Reyna waited for him to stop rambling before answering him with a loud “Yup!” making sure to put extra emphasis on the ‘P’.
Dunstan patted himself down one more time before heading out. The door had almost shut behind him when he stuck his head back in and yelled, “And do not open the door for anyone! Even me because I’ve got a key! And no trying to use the bath without me around, all right?”
“’Kay!” She yelled back, still sitting at her desk. Reyna blew out some air through her barely open mouth, laughing at herself when it made a funny noise. Looking at the green digital numbers on the V.C.R, Reyna saw that it was barely 11:30 in the morning. Humming, she played around with the chalk board for a few minutes; moving it back and forth on its wheels without moving from her desk.
When that lost its appeal, Reyna decided to climb the stairs and go into her bedroom. It’d been less than a week since Dunstan took her in as his ward and so the room was still pretty bare. Her bed had no fancy frame and was pushed to the far corner of the room. It currently had plain yellow sheets, but Dunstan had given her an Ikea magazine yesterday and told her to put post it notes on the room designs she liked. So far she’d post-it’d all of them. Though if she had to choose, she’d have to go with the pretty bright pink one with white accents and canopy bed.

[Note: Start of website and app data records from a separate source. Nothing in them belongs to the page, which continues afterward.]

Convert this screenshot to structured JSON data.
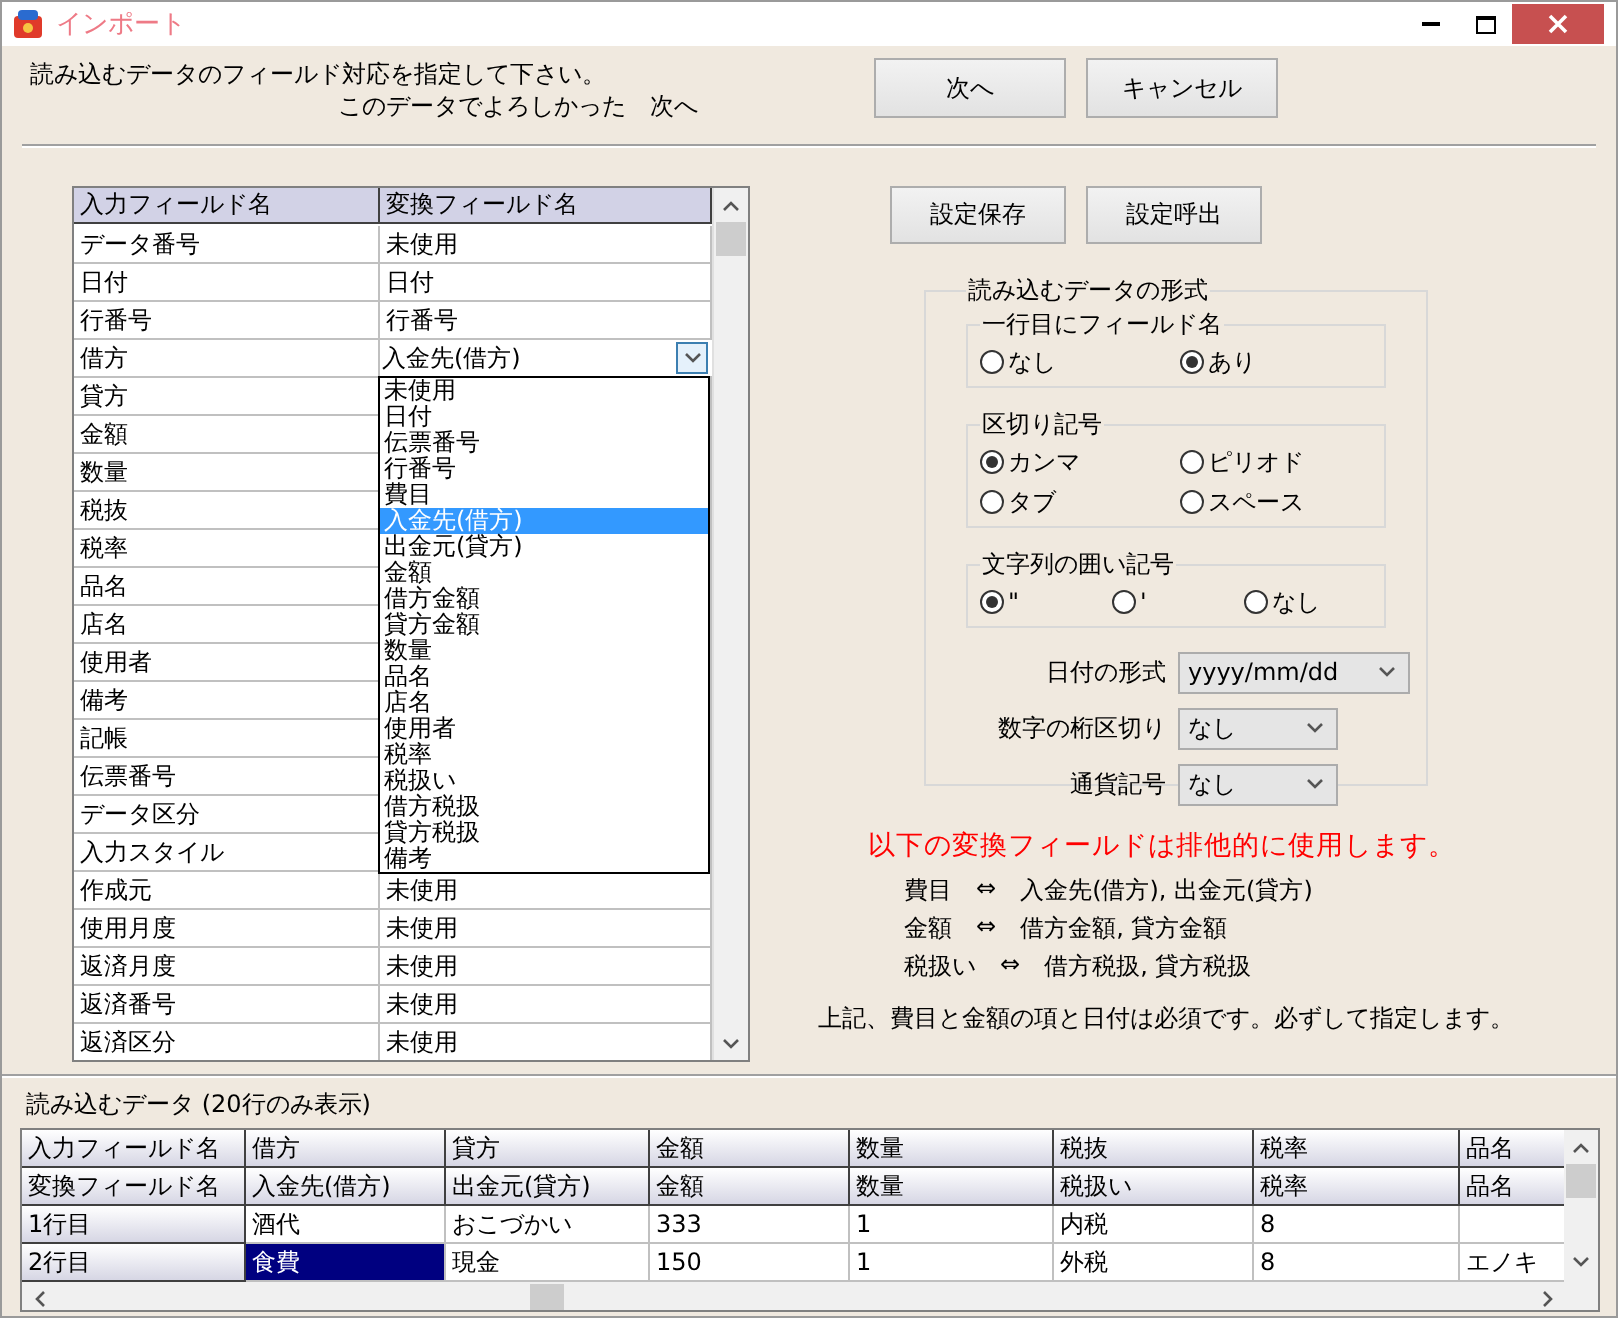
{
  "window": {
    "title": "インポート"
  },
  "instructions": [
    "読み込むデータのフィールド対応を指定して下さい。",
    "このデータでよろしかった　次へ"
  ],
  "buttons": [
    {
      "label": "次へ"
    },
    {
      "label": "キャンセル"
    }
  ],
  "field_grid": {
    "columns": [
      "入力フィールド名",
      "変換フィールド名"
    ],
    "rows": [
      {
        "input": "データ番号",
        "convert": "未使用"
      },
      {
        "input": "日付",
        "convert": "日付"
      },
      {
        "input": "行番号",
        "convert": "行番号"
      },
      {
        "input": "借方",
        "convert": "入金先(借方)",
        "kind": "editing"
      },
      {
        "input": "貸方"
      },
      {
        "input": "金額"
      },
      {
        "input": "数量"
      },
      {
        "input": "税抜"
      },
      {
        "input": "税率"
      },
      {
        "input": "品名"
      },
      {
        "input": "店名"
      },
      {
        "input": "使用者"
      },
      {
        "input": "備考"
      },
      {
        "input": "記帳"
      },
      {
        "input": "伝票番号"
      },
      {
        "input": "データ区分"
      },
      {
        "input": "入力スタイル"
      },
      {
        "input": "作成元",
        "convert": "未使用"
      },
      {
        "input": "使用月度",
        "convert": "未使用"
      },
      {
        "input": "返済月度",
        "convert": "未使用"
      },
      {
        "input": "返済番号",
        "convert": "未使用"
      },
      {
        "input": "返済区分",
        "convert": "未使用"
      }
    ],
    "dropdown": [
      {
        "label": "未使用",
        "selected": false
      },
      {
        "label": "日付",
        "selected": false
      },
      {
        "label": "伝票番号",
        "selected": false
      },
      {
        "label": "行番号",
        "selected": false
      },
      {
        "label": "費目",
        "selected": false
      },
      {
        "label": "入金先(借方)",
        "selected": true
      },
      {
        "label": "出金元(貸方)",
        "selected": false
      },
      {
        "label": "金額",
        "selected": false
      },
      {
        "label": "借方金額",
        "selected": false
      },
      {
        "label": "貸方金額",
        "selected": false
      },
      {
        "label": "数量",
        "selected": false
      },
      {
        "label": "品名",
        "selected": false
      },
      {
        "label": "店名",
        "selected": false
      },
      {
        "label": "使用者",
        "selected": false
      },
      {
        "label": "税率",
        "selected": false
      },
      {
        "label": "税扱い",
        "selected": false
      },
      {
        "label": "借方税扱",
        "selected": false
      },
      {
        "label": "貸方税扱",
        "selected": false
      },
      {
        "label": "備考",
        "selected": false
      }
    ]
  },
  "settings_buttons": [
    {
      "label": "設定保存"
    },
    {
      "label": "設定呼出"
    }
  ],
  "format": {
    "title": "読み込むデータの形式",
    "groups": [
      {
        "title": "一行目にフィールド名",
        "rows": [
          [
            {
              "label": "なし",
              "selected": false
            },
            {
              "label": "あり",
              "selected": true
            }
          ]
        ]
      },
      {
        "title": "区切り記号",
        "rows": [
          [
            {
              "label": "カンマ",
              "selected": true
            },
            {
              "label": "ピリオド",
              "selected": false
            }
          ],
          [
            {
              "label": "タブ",
              "selected": false
            },
            {
              "label": "スペース",
              "selected": false
            }
          ]
        ]
      },
      {
        "title": "文字列の囲い記号",
        "rows": [
          [
            {
              "label": "\"",
              "selected": true
            },
            {
              "label": "'",
              "selected": false
            },
            {
              "label": "なし",
              "selected": false
            }
          ]
        ]
      }
    ],
    "selects": [
      {
        "label": "日付の形式",
        "value": "yyyy/mm/dd",
        "kind": "wide"
      },
      {
        "label": "数字の桁区切り",
        "value": "なし",
        "kind": "narrow"
      },
      {
        "label": "通貨記号",
        "value": "なし",
        "kind": "narrow"
      }
    ]
  },
  "notice": {
    "heading": "以下の変換フィールドは排他的に使用します。",
    "rules": [
      {
        "field": "費目",
        "symbol": "⇔",
        "targets": "入金先(借方), 出金元(貸方)"
      },
      {
        "field": "金額",
        "symbol": "⇔",
        "targets": "借方金額, 貸方金額"
      },
      {
        "field": "税扱い",
        "symbol": "⇔",
        "targets": "借方税扱, 貸方税扱"
      }
    ],
    "note": "上記、費目と金額の項と日付は必須です。必ずして指定します。"
  },
  "preview": {
    "title": "読み込むデータ (20行のみ表示)",
    "header_rows": [
      {
        "label": "入力フィールド名",
        "cells": [
          "借方",
          "貸方",
          "金額",
          "数量",
          "税抜",
          "税率",
          "品名"
        ]
      },
      {
        "label": "変換フィールド名",
        "cells": [
          "入金先(借方)",
          "出金元(貸方)",
          "金額",
          "数量",
          "税扱い",
          "税率",
          "品名"
        ]
      }
    ],
    "rows": [
      {
        "label": "1行目",
        "cells": [
          {
            "text": "酒代",
            "selected": false
          },
          {
            "text": "おこづかい",
            "selected": false
          },
          {
            "text": "333",
            "selected": false
          },
          {
            "text": "1",
            "selected": false
          },
          {
            "text": "内税",
            "selected": false
          },
          {
            "text": "8",
            "selected": false
          }
        ]
      },
      {
        "label": "2行目",
        "cells": [
          {
            "text": "食費",
            "selected": true
          },
          {
            "text": "現金",
            "selected": false
          },
          {
            "text": "150",
            "selected": false
          },
          {
            "text": "1",
            "selected": false
          },
          {
            "text": "外税",
            "selected": false
          },
          {
            "text": "8",
            "selected": false
          },
          {
            "text": "エノキ",
            "selected": false
          }
        ]
      }
    ]
  }
}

Picking up Thumper from where he sat on her bed, the young girl brought him close to her chest. Sighing, she thought about starting on the reading Dunstan had left her, but she figured she had the rest of the day to do that. Why do something now when she could so easily do it later? Instead, she walked over to the makeshift desk that stood along one of the walls and grabbed one of her coloring books that she’d left there. Choosing a new Disney princess to color, she chose a crayon and went to town.
Five princesses and thirty minutes later, Reyna felt her stomach growl. Dropping the crayon, she grabbed Thumper and made her way down to the kitchen. Doing as instructed, Reyna’s meal of reheated mac ‘n cheese with chopped hot dogs was ready to be eaten in just few short minutes. Setting herself up on the couch in Dunstan’s study, Reyna sipped on her juice box as she channel surfed. Eventually deciding on Arthur, she enjoyed her meal and show.

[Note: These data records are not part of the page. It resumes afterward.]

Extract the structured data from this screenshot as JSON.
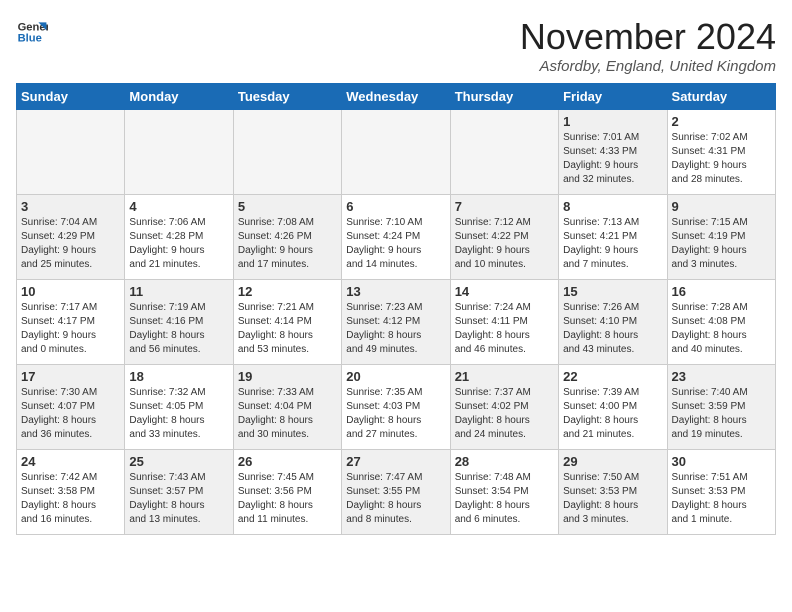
{
  "logo": {
    "line1": "General",
    "line2": "Blue"
  },
  "title": "November 2024",
  "location": "Asfordby, England, United Kingdom",
  "weekdays": [
    "Sunday",
    "Monday",
    "Tuesday",
    "Wednesday",
    "Thursday",
    "Friday",
    "Saturday"
  ],
  "weeks": [
    [
      {
        "day": "",
        "info": "",
        "empty": true
      },
      {
        "day": "",
        "info": "",
        "empty": true
      },
      {
        "day": "",
        "info": "",
        "empty": true
      },
      {
        "day": "",
        "info": "",
        "empty": true
      },
      {
        "day": "",
        "info": "",
        "empty": true
      },
      {
        "day": "1",
        "info": "Sunrise: 7:01 AM\nSunset: 4:33 PM\nDaylight: 9 hours\nand 32 minutes.",
        "empty": false,
        "shaded": true
      },
      {
        "day": "2",
        "info": "Sunrise: 7:02 AM\nSunset: 4:31 PM\nDaylight: 9 hours\nand 28 minutes.",
        "empty": false,
        "shaded": false
      }
    ],
    [
      {
        "day": "3",
        "info": "Sunrise: 7:04 AM\nSunset: 4:29 PM\nDaylight: 9 hours\nand 25 minutes.",
        "empty": false,
        "shaded": true
      },
      {
        "day": "4",
        "info": "Sunrise: 7:06 AM\nSunset: 4:28 PM\nDaylight: 9 hours\nand 21 minutes.",
        "empty": false,
        "shaded": false
      },
      {
        "day": "5",
        "info": "Sunrise: 7:08 AM\nSunset: 4:26 PM\nDaylight: 9 hours\nand 17 minutes.",
        "empty": false,
        "shaded": true
      },
      {
        "day": "6",
        "info": "Sunrise: 7:10 AM\nSunset: 4:24 PM\nDaylight: 9 hours\nand 14 minutes.",
        "empty": false,
        "shaded": false
      },
      {
        "day": "7",
        "info": "Sunrise: 7:12 AM\nSunset: 4:22 PM\nDaylight: 9 hours\nand 10 minutes.",
        "empty": false,
        "shaded": true
      },
      {
        "day": "8",
        "info": "Sunrise: 7:13 AM\nSunset: 4:21 PM\nDaylight: 9 hours\nand 7 minutes.",
        "empty": false,
        "shaded": false
      },
      {
        "day": "9",
        "info": "Sunrise: 7:15 AM\nSunset: 4:19 PM\nDaylight: 9 hours\nand 3 minutes.",
        "empty": false,
        "shaded": true
      }
    ],
    [
      {
        "day": "10",
        "info": "Sunrise: 7:17 AM\nSunset: 4:17 PM\nDaylight: 9 hours\nand 0 minutes.",
        "empty": false,
        "shaded": false
      },
      {
        "day": "11",
        "info": "Sunrise: 7:19 AM\nSunset: 4:16 PM\nDaylight: 8 hours\nand 56 minutes.",
        "empty": false,
        "shaded": true
      },
      {
        "day": "12",
        "info": "Sunrise: 7:21 AM\nSunset: 4:14 PM\nDaylight: 8 hours\nand 53 minutes.",
        "empty": false,
        "shaded": false
      },
      {
        "day": "13",
        "info": "Sunrise: 7:23 AM\nSunset: 4:12 PM\nDaylight: 8 hours\nand 49 minutes.",
        "empty": false,
        "shaded": true
      },
      {
        "day": "14",
        "info": "Sunrise: 7:24 AM\nSunset: 4:11 PM\nDaylight: 8 hours\nand 46 minutes.",
        "empty": false,
        "shaded": false
      },
      {
        "day": "15",
        "info": "Sunrise: 7:26 AM\nSunset: 4:10 PM\nDaylight: 8 hours\nand 43 minutes.",
        "empty": false,
        "shaded": true
      },
      {
        "day": "16",
        "info": "Sunrise: 7:28 AM\nSunset: 4:08 PM\nDaylight: 8 hours\nand 40 minutes.",
        "empty": false,
        "shaded": false
      }
    ],
    [
      {
        "day": "17",
        "info": "Sunrise: 7:30 AM\nSunset: 4:07 PM\nDaylight: 8 hours\nand 36 minutes.",
        "empty": false,
        "shaded": true
      },
      {
        "day": "18",
        "info": "Sunrise: 7:32 AM\nSunset: 4:05 PM\nDaylight: 8 hours\nand 33 minutes.",
        "empty": false,
        "shaded": false
      },
      {
        "day": "19",
        "info": "Sunrise: 7:33 AM\nSunset: 4:04 PM\nDaylight: 8 hours\nand 30 minutes.",
        "empty": false,
        "shaded": true
      },
      {
        "day": "20",
        "info": "Sunrise: 7:35 AM\nSunset: 4:03 PM\nDaylight: 8 hours\nand 27 minutes.",
        "empty": false,
        "shaded": false
      },
      {
        "day": "21",
        "info": "Sunrise: 7:37 AM\nSunset: 4:02 PM\nDaylight: 8 hours\nand 24 minutes.",
        "empty": false,
        "shaded": true
      },
      {
        "day": "22",
        "info": "Sunrise: 7:39 AM\nSunset: 4:00 PM\nDaylight: 8 hours\nand 21 minutes.",
        "empty": false,
        "shaded": false
      },
      {
        "day": "23",
        "info": "Sunrise: 7:40 AM\nSunset: 3:59 PM\nDaylight: 8 hours\nand 19 minutes.",
        "empty": false,
        "shaded": true
      }
    ],
    [
      {
        "day": "24",
        "info": "Sunrise: 7:42 AM\nSunset: 3:58 PM\nDaylight: 8 hours\nand 16 minutes.",
        "empty": false,
        "shaded": false
      },
      {
        "day": "25",
        "info": "Sunrise: 7:43 AM\nSunset: 3:57 PM\nDaylight: 8 hours\nand 13 minutes.",
        "empty": false,
        "shaded": true
      },
      {
        "day": "26",
        "info": "Sunrise: 7:45 AM\nSunset: 3:56 PM\nDaylight: 8 hours\nand 11 minutes.",
        "empty": false,
        "shaded": false
      },
      {
        "day": "27",
        "info": "Sunrise: 7:47 AM\nSunset: 3:55 PM\nDaylight: 8 hours\nand 8 minutes.",
        "empty": false,
        "shaded": true
      },
      {
        "day": "28",
        "info": "Sunrise: 7:48 AM\nSunset: 3:54 PM\nDaylight: 8 hours\nand 6 minutes.",
        "empty": false,
        "shaded": false
      },
      {
        "day": "29",
        "info": "Sunrise: 7:50 AM\nSunset: 3:53 PM\nDaylight: 8 hours\nand 3 minutes.",
        "empty": false,
        "shaded": true
      },
      {
        "day": "30",
        "info": "Sunrise: 7:51 AM\nSunset: 3:53 PM\nDaylight: 8 hours\nand 1 minute.",
        "empty": false,
        "shaded": false
      }
    ]
  ]
}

Once that was finished, the Reyna placed her dirty dishes in the sink and empty juice box in the trash. After heading to the bathroom to wash her hands, Reyna stared at her reflection for a long moment. Her hair had grown since the last time she’d paid attention to it. The dark brown locks almost reached her shoulders now. Dunstan said he’d take her to get it cut, but as far as Reyna knew he still hadn’t made an appointment anywhere. But maybe he didn’t have to? Reyna considered for a moment that perhaps since he was such an important person—or at least he claimed to be—that he didn’t have to make appointments for things.

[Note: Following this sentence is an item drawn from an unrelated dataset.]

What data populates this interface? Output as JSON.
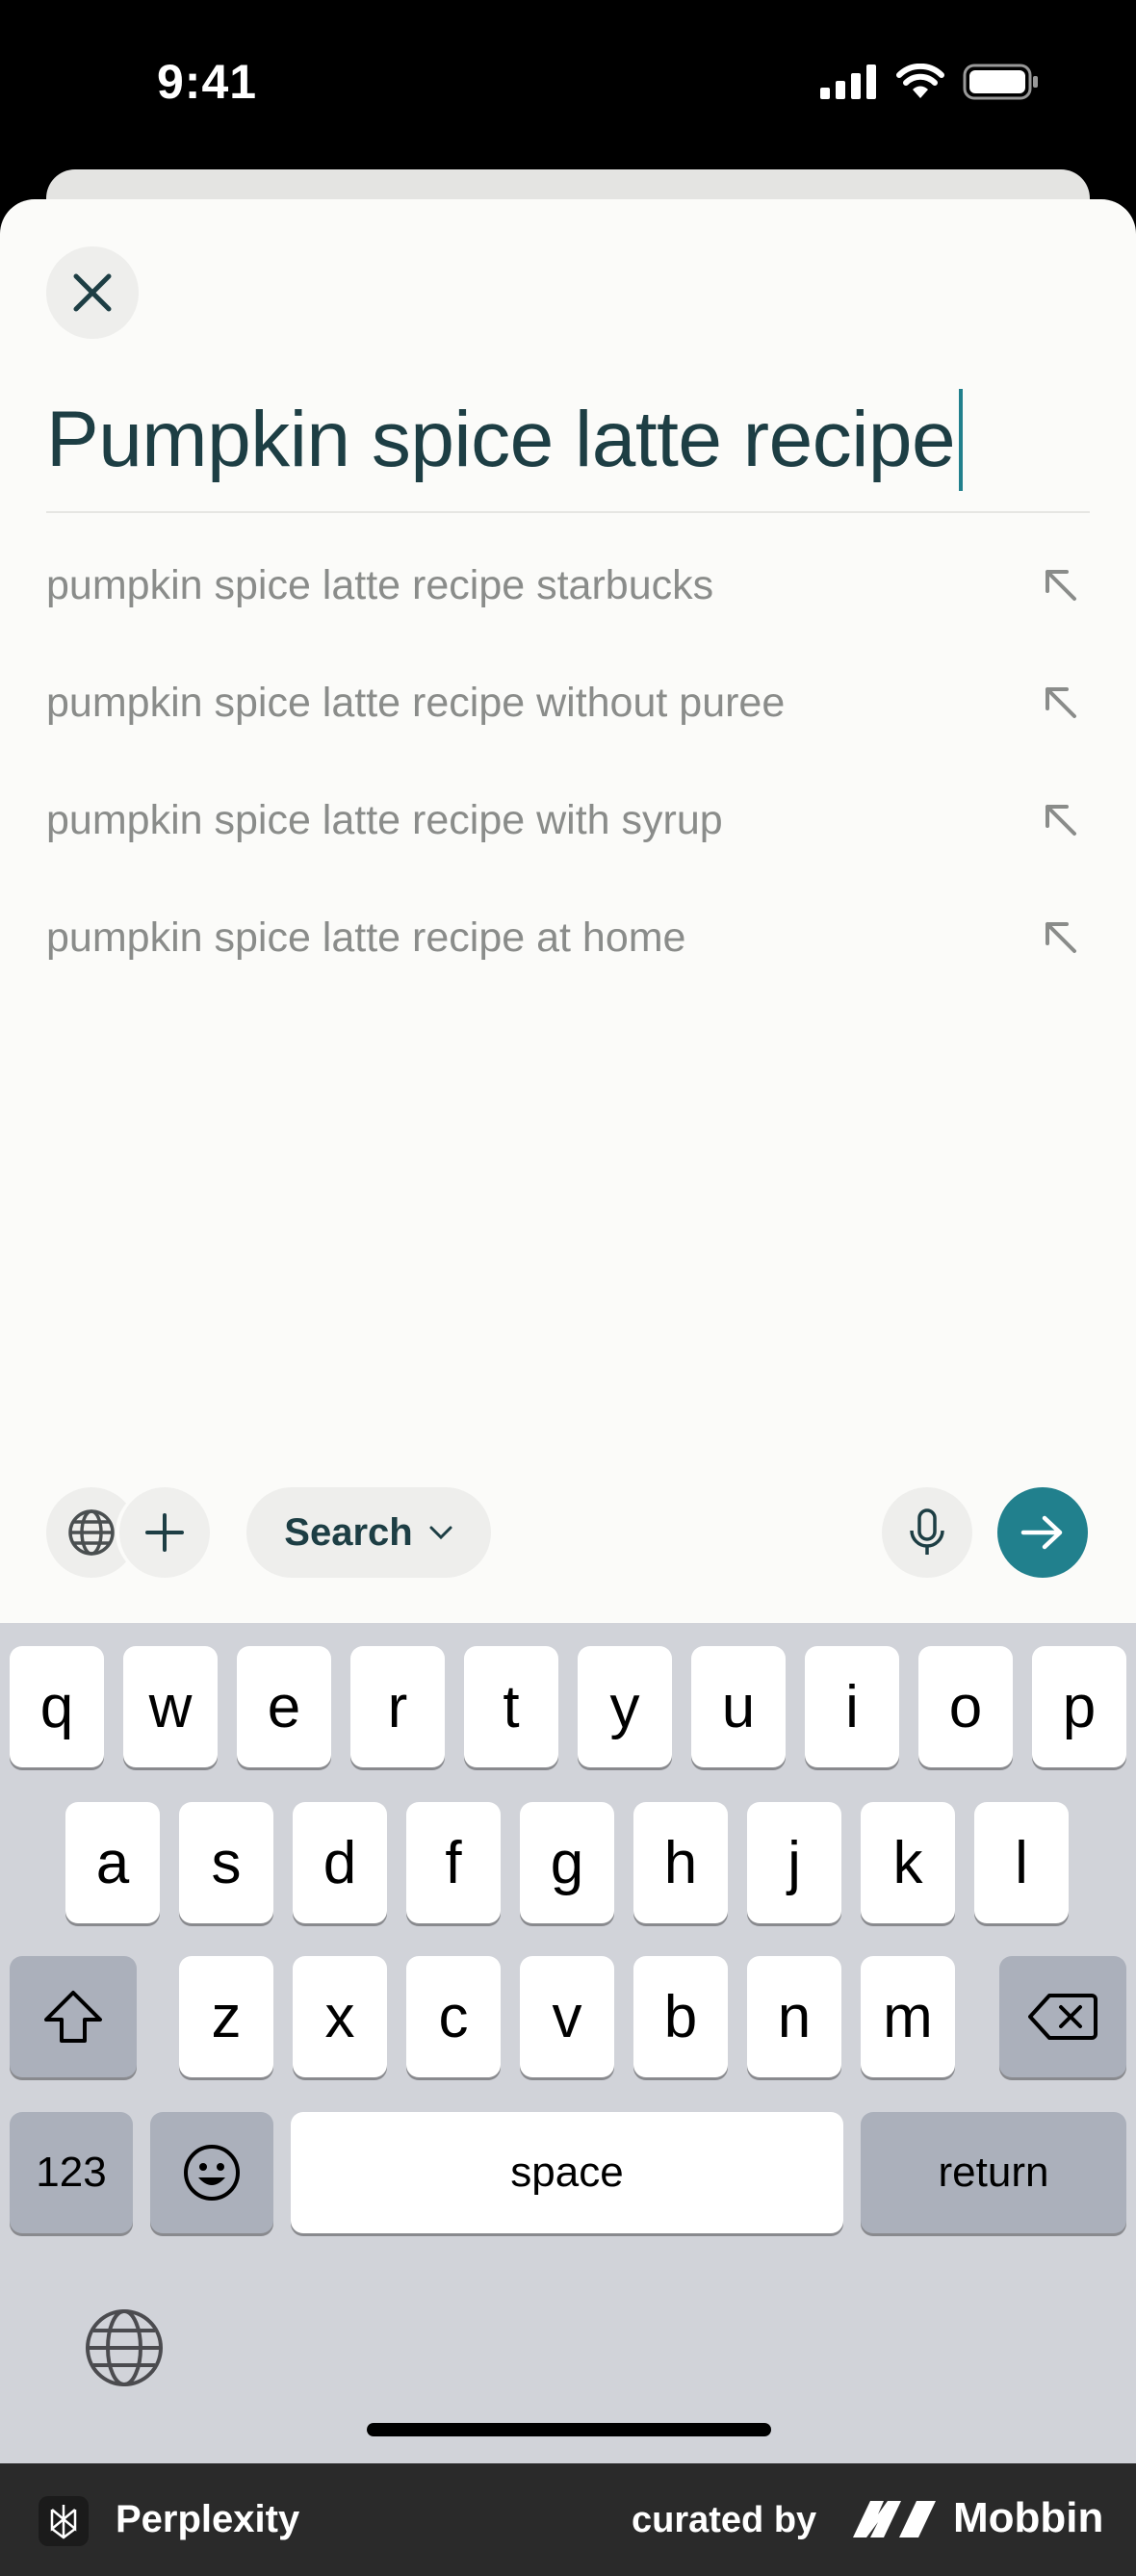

Humming under her breath, Reyna leaned in to rest her forehead against the glass, staring straight into her own green eyes. Her eyes reminded her of her parents. Both of them had her color eyes and she’d never met anyone else with eyes as green as theirs. Reyna figured if she didn’t see her parents again in a long time, she’d still be able to recognize them just from their eyes. Pulling back from the mirror, the she saw that she’d left a smudge on the glass. Shrugging, Reyna hopped off her step latter and made her way back to the living room to read one of her chapters, fully intending on taking pages and pages worth of notes and making up lots of questions for Dunstan to answer when he arrived home.